Figure 1: The merger of two banks
1. Infrastructure Scaling
Acquiring Bank A needs to scale and provision for more infrastructure in order to support the people and processes of Bank B. For example - Hardware, Database, Storage, Cloud etc.
2. Functional Integration
Bank B’s line of products and services will have to be integrated with Bank A’s products and services for a complete suite of offerings. It may also require adopting Bank A’s ERP systems like a core banking solution.
3. Data Migration
Customer and product data of Bank B are migrated to Bank A’s infrastructure once the above two steps are complete.
4. Operating Model
People and process i.e. operation teams are synergized at the end for business continuity.
Why do mergers fail?
- Legacy systems are difficult to integrate with complex processes
- Tricky data migration with bad quality data that leads to discrepancies
- Asset reconciliations are a challenge due to different software systems
- Expensive and time consuming
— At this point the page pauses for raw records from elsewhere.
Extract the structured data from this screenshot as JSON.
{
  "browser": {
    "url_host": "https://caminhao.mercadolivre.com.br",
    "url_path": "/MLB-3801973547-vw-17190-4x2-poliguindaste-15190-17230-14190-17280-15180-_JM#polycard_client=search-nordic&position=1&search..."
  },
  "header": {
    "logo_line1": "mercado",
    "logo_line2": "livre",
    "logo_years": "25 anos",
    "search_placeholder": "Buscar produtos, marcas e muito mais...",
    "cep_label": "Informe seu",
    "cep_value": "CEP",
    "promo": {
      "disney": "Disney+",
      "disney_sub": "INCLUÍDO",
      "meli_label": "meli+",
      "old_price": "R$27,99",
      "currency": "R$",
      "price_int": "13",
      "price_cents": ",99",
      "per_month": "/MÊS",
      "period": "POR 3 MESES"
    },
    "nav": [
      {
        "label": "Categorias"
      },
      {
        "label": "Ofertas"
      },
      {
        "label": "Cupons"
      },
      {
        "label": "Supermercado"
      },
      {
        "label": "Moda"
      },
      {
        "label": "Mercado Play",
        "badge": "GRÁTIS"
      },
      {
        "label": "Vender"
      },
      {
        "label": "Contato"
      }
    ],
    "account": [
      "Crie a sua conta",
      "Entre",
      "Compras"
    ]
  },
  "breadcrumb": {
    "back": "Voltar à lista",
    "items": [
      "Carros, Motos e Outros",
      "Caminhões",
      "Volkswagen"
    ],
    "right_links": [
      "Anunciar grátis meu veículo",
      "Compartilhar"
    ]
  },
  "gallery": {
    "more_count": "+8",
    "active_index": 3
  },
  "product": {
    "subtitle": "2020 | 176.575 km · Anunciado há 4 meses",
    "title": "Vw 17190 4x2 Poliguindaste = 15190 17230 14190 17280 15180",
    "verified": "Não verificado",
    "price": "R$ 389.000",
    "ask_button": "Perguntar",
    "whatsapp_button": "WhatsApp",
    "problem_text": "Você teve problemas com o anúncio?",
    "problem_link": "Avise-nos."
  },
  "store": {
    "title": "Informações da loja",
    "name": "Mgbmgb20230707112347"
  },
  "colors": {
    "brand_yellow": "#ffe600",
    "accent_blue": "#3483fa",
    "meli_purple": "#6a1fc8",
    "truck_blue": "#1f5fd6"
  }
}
Can distributed ledger technologies address the challenges in a merger?
M&A are long drawn which lasts for a few years and involves multiple parties at different stages of its lifecycle. For example - Lawyers, external advisors, auditors and tax consultants, each with their own people, processes and products.
The process usually starts with due diligence, asset evaluation, business valuation, legal /regulatory compliance, and process documentation. All this in order to establish Trust between the two parties. Today, blockchain technology or distributed ledger technologies (DLT), with its decentralized and irrefutable ledger of transactions maintained by the participants in the distributed system, can help establish this trust and share information far more effectively and securely.
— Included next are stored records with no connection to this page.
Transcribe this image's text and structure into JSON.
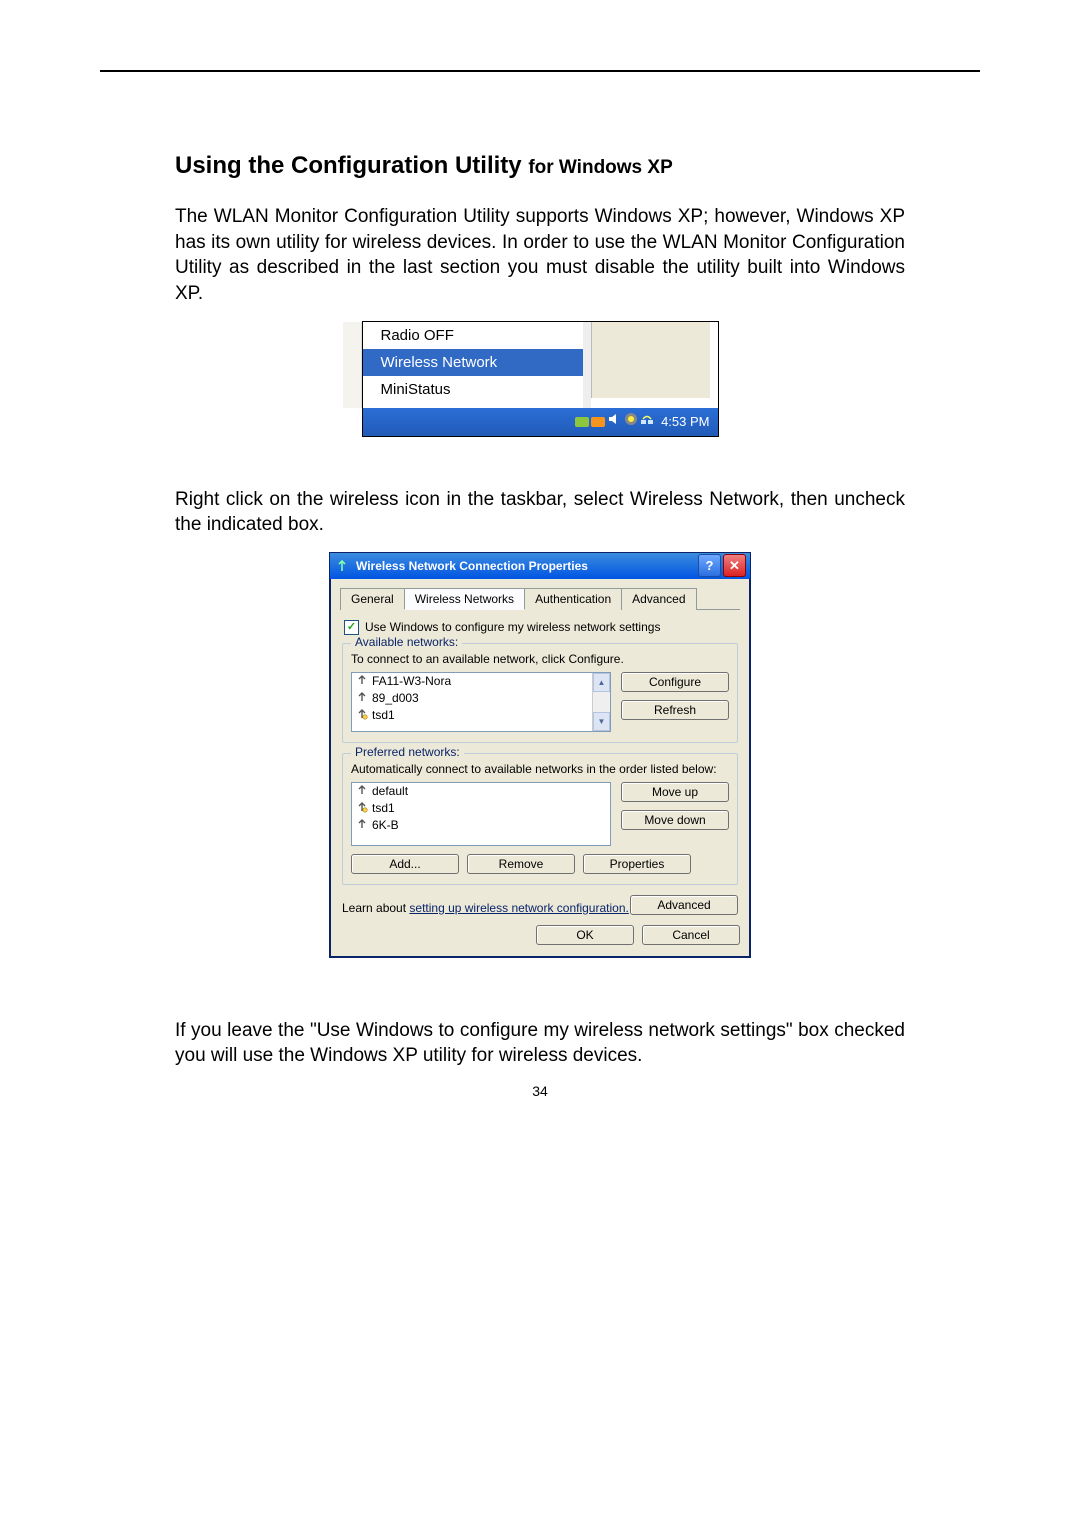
{
  "doc": {
    "heading_main": "Using the Configuration Utility ",
    "heading_sub": "for Windows XP",
    "para1": "The WLAN Monitor Configuration Utility supports Windows XP; however, Windows XP has its own utility for wireless devices. In order to use the WLAN Monitor Configuration Utility as described in the last section you must disable the utility built into Windows XP.",
    "para2": "Right click on the wireless icon in the taskbar, select Wireless Network, then uncheck the indicated box.",
    "para3": "If you leave the \"Use Windows to configure my wireless network settings\" box checked you will use the Windows XP utility for wireless devices.",
    "page_number": "34"
  },
  "tray_menu": {
    "items": [
      "Radio OFF",
      "Wireless Network",
      "MiniStatus"
    ],
    "selected_index": 1,
    "clock": "4:53 PM"
  },
  "dialog": {
    "title": "Wireless Network Connection Properties",
    "tabs": [
      "General",
      "Wireless Networks",
      "Authentication",
      "Advanced"
    ],
    "active_tab_index": 1,
    "checkbox_label": "Use Windows to configure my wireless network settings",
    "checkbox_checked": true,
    "available": {
      "legend": "Available networks:",
      "desc": "To connect to an available network, click Configure.",
      "items": [
        {
          "name": "FA11-W3-Nora",
          "secure": false
        },
        {
          "name": "89_d003",
          "secure": false
        },
        {
          "name": "tsd1",
          "secure": true
        }
      ],
      "buttons": {
        "configure": "Configure",
        "refresh": "Refresh"
      }
    },
    "preferred": {
      "legend": "Preferred networks:",
      "desc": "Automatically connect to available networks in the order listed below:",
      "items": [
        {
          "name": "default",
          "secure": false
        },
        {
          "name": "tsd1",
          "secure": true
        },
        {
          "name": "6K-B",
          "secure": false
        }
      ],
      "buttons": {
        "move_up": "Move up",
        "move_down": "Move down",
        "add": "Add...",
        "remove": "Remove",
        "properties": "Properties"
      }
    },
    "learn_text_pre": "Learn about ",
    "learn_link": "setting up wireless network configuration.",
    "advanced_btn": "Advanced",
    "ok_btn": "OK",
    "cancel_btn": "Cancel"
  }
}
In the example given in Figure 1, Bank A and Bank B can be merged into a single entity Bank AB. The front-end systems of one bank can be built to cater to the products and services of the other bank and vice-versa. And the front-end systems of the two banks can interact with individual back-end systems of Bank A and Bank B that is maintained on a distributed ledger.
This concept is not new. Many a times, when M&A integration doesn’t complete due to its people, processes and product complexity, businesses put up a new face i.e. of the new integrated entity but with older individual systems running at the back. This obviously is a face-saving strategy.
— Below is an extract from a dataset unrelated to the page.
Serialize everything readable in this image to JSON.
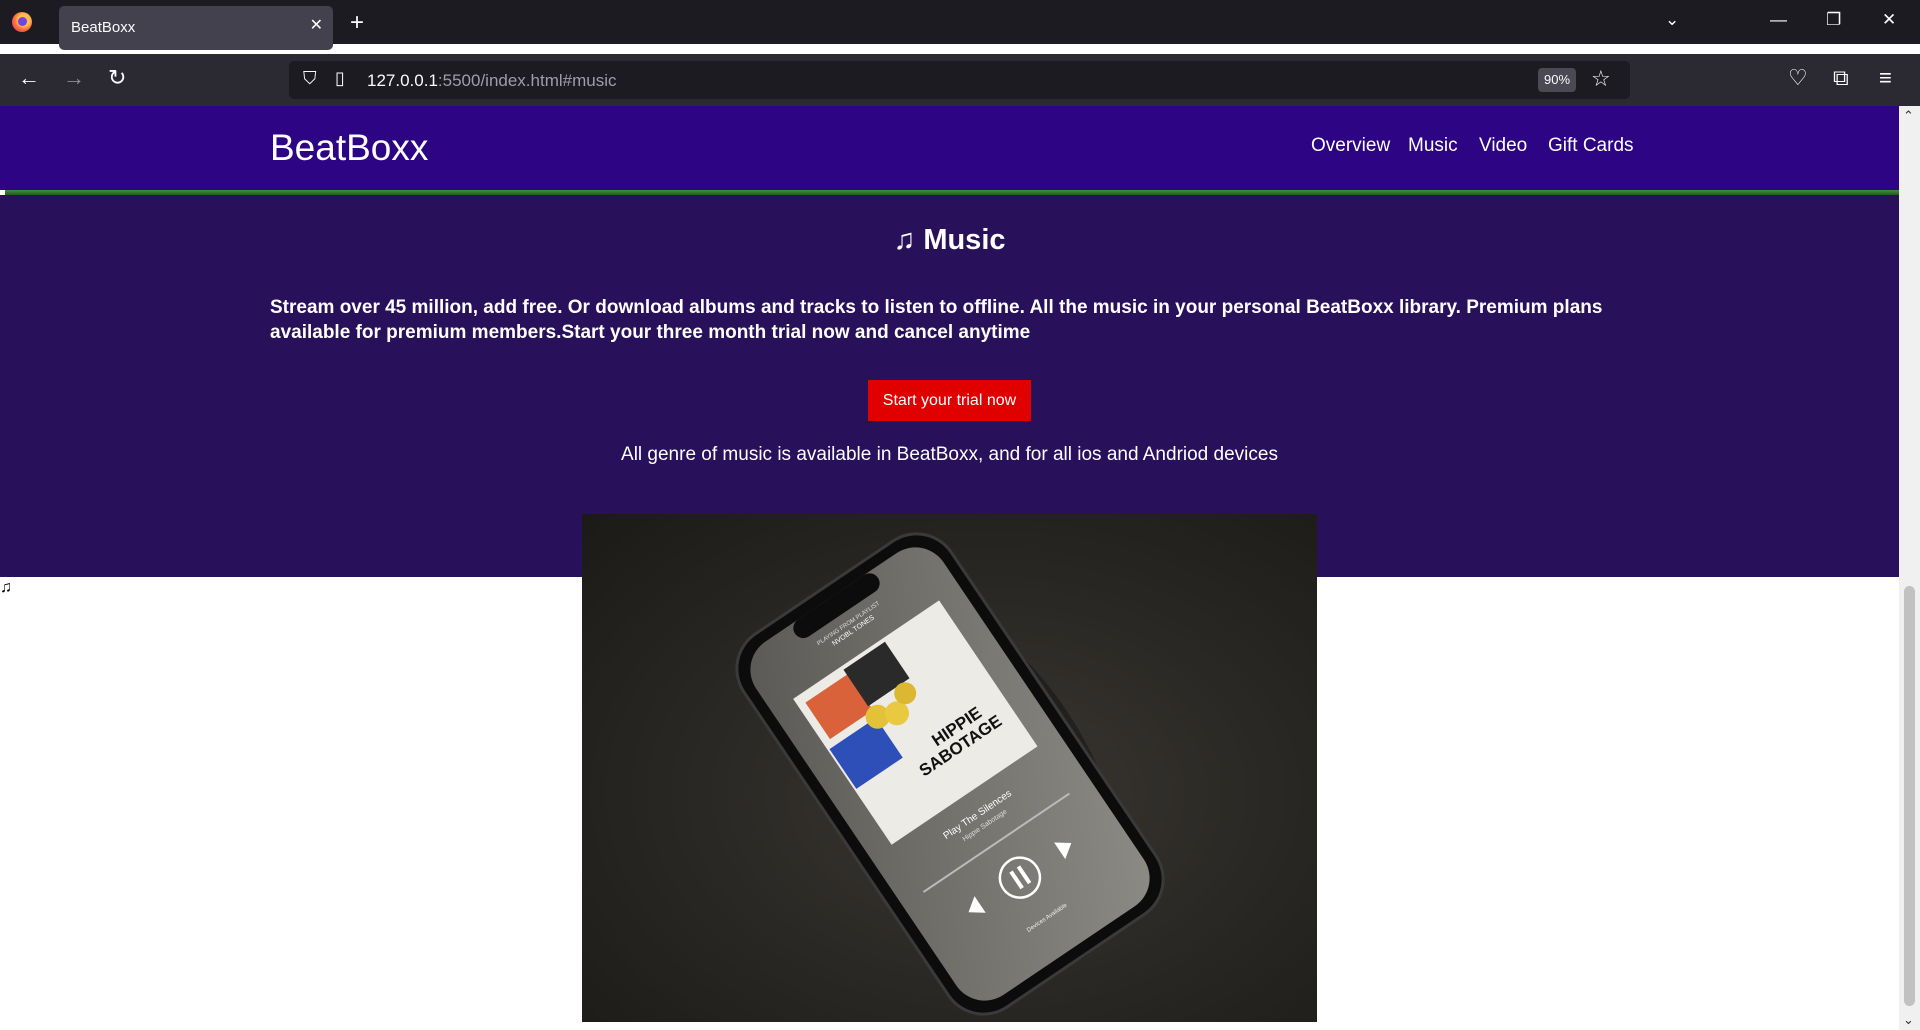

How does blockchain help?
- Enables an effective and a tamper-proof way of data sharing between organizations
- Eliminates the need to provision additional infrastructure for data migration
- Facilitates real time reconciliation of transactions between the two systems and supports real time audit / compliance checks that are quite frequent in M&As
- Smart contracts can streamline the merger process from declaration to signing of the deal
- Creates potential to reduce cost by 50 % and speed up the delivery of acquisition by eliminating unnecessary integration of people and processes